The advice hub Vaccination
The demand for vaccination of backyard flock has increased with the popularity of keeping chickens.
Why should we vaccinate?
Vaccination is used in commercial poultry flocks to control disease which would otherwise devastate the laying flocks throughout the World. Commercial flocks are therefore protected as a matter of course for the key poultry diseases during their rearing period, the time before they get to the laying farm. Some laying farms continue to vaccinate depending on any specific diseases they may be experiencing on discussion with their vet. Backyard or small flocks are on the whole unprotected and can therefore spread disease. Rare breed breeders may wish to vaccinate to protect their long line of genetics they have developed over the years and these birds are often valuable. Other breeders may consider vaccination to improve sales and health or because they have had a specific disease diagnosed on site.
Vaccines mimic natural infection, allowing the birds to build up immunity to the disease without any of the harmful effects. This way you can lower the risk of your birds getting disease. Vaccination of poultry is in the main disease specific, unlike some cat or dog vaccines having multiple diseases covered in one vaccine.
Are there any problems with vaccination?
No vaccine can be 100% effective; if the birds are vaccinated but exposed to large levels of the disease in the environment, then the immunity generated by the vaccine can be overcome by the challenge. Many diseases, such as Infectious Bronchitis (IB), will have several strains so it may mean the strain your bird has been vaccinated against may not be the same as the disease strains in your area.
Many of the vaccines come in large dose amounts (minimum quantities of approx. 1,000 - 2,000 doses each) suited for commercial flocks and therefore there is a lot of wastage; however even with the waste it is still reasonably cheap to vaccinate for a specific disease depending on what it is.
It is very important to remember that the success of the vaccination depends on good vaccination techniques. Vaccines are very fragile and are therefore easily destroyed without careful storage and handling and administration. We can provide training in this area should you need it in conjunction with your vet.
What diseases can I vaccinate against?
Below are some of the most common ones:
- Marek’s Disease
- Infectious Bronchitis (IB)
- Avian Rhino Tracheitis (ART)
- Mycoplasma gallisepticum (MG)
Should I vaccinate?
The need to vaccinate, and which disease you should vaccinate against will depend on your holding, the number of birds you are keeping and whether or not you buy in or sell out birds.
With regard to Marek’s disease, in general, we recommend against vaccination unless there is a problem on the site. The vaccine is given to day old chicks as an injection into the thigh muscle or the loose skin at the back of the neck, but remember that day old chicks are small and fragile and can easily be injured by an inexperienced vaccinator. Incorrect vaccination with a needle can cause excessive damage to the chicks or even death.

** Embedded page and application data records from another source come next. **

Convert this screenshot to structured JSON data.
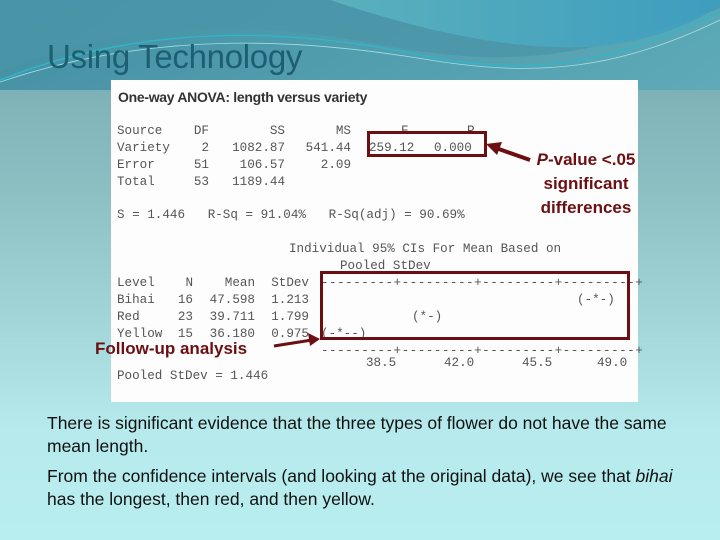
{
  "slide": {
    "title": "Using Technology"
  },
  "output": {
    "heading": "One-way ANOVA: length versus variety",
    "anova_table": {
      "header": [
        "Source",
        "DF",
        "SS",
        "MS",
        "F",
        "P"
      ],
      "rows": [
        [
          "Variety",
          "2",
          "1082.87",
          "541.44",
          "259.12",
          "0.000"
        ],
        [
          "Error",
          "51",
          "106.57",
          "2.09",
          "",
          ""
        ],
        [
          "Total",
          "53",
          "1189.44",
          "",
          "",
          ""
        ]
      ]
    },
    "summary_line": "S = 1.446   R-Sq = 91.04%   R-Sq(adj) = 90.69%",
    "ci_heading_1": "Individual 95% CIs For Mean Based on",
    "ci_heading_2": "Pooled StDev",
    "level_table": {
      "header": [
        "Level",
        "N",
        "Mean",
        "StDev"
      ],
      "rows": [
        [
          "Bihai",
          "16",
          "47.598",
          "1.213"
        ],
        [
          "Red",
          "23",
          "39.711",
          "1.799"
        ],
        [
          "Yellow",
          "15",
          "36.180",
          "0.975"
        ]
      ]
    },
    "ci_plot": {
      "top_axis": "---------+---------+---------+---------+",
      "bottom_axis": "---------+---------+---------+---------+",
      "intervals": [
        "(-*-)",
        "(*-)",
        "(-*--)"
      ],
      "tick_labels": [
        "38.5",
        "42.0",
        "45.5",
        "49.0"
      ]
    },
    "pooled_line": "Pooled StDev = 1.446"
  },
  "annotations": {
    "pvalue_line1_italic": "P",
    "pvalue_line1_rest": "-value <.05",
    "pvalue_line2": "significant",
    "pvalue_line3": "differences",
    "followup": "Follow-up analysis",
    "color": "#6b0f12"
  },
  "body": {
    "para1": "There is significant evidence that the three types of flower do not have the same mean length.",
    "para2_pre": "From the confidence intervals (and looking at the original data), we see that ",
    "para2_italic": "bihai",
    "para2_post": " has the longest, then red, and then yellow."
  }
}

The three respiratory diseases (IB/ MG/ ART) can all be vaccinated against. If you have respiratory disease on your holding it is worth getting a blood test carried out to ascertain which of these diseases are involved before considering vaccination. You need to ensure you are vaccinating against the correct disease. In general, if you are buying or selling a lot of birds it is worth considering vaccinating against all three as these diseases can devastate your reputation. MG vaccination consists of giving your birds two injections four weeks apart followed by an annual booster, IB vaccination is carried out several times before maturity by putting vaccine in the water or spraying your birds with vaccine.
Salmonella vaccination in backyard flocks is possible, however we think, provided you have good kitchen hygiene there should not be any major need to vaccinate. The vaccination consists of giving your birds two injections four weeks apart followed by an annual booster or by using vaccine in the water three times before the bird reaches maturity which is very expensive indeed. However it is important to note that the vaccination only protects your birds against S. Enteritidis and S. Typhimurium and as such your birds have the potential to pick up other Salmonella species.
In conclusion, you can vaccinate against a number of diseases and which ones you should vaccinate against will depend on; your individual holding, how many birds you have, if you are buying/selling a lot of birds and which diseases have been found on your holding in the past. Please remember vaccination is not without its problems and it is not 100% effective.
If you are considering vaccination please contact us at Chicken Vet.
We would normally recommend speaking to your nearest local Chicken Friendly practice to see if they have experience in vaccinating flocks and how they can help you. Additionally, we can look to offer site visits where necessary to provide vaccinations but this does come with a cost and will be dependent on the specific requirements that you have.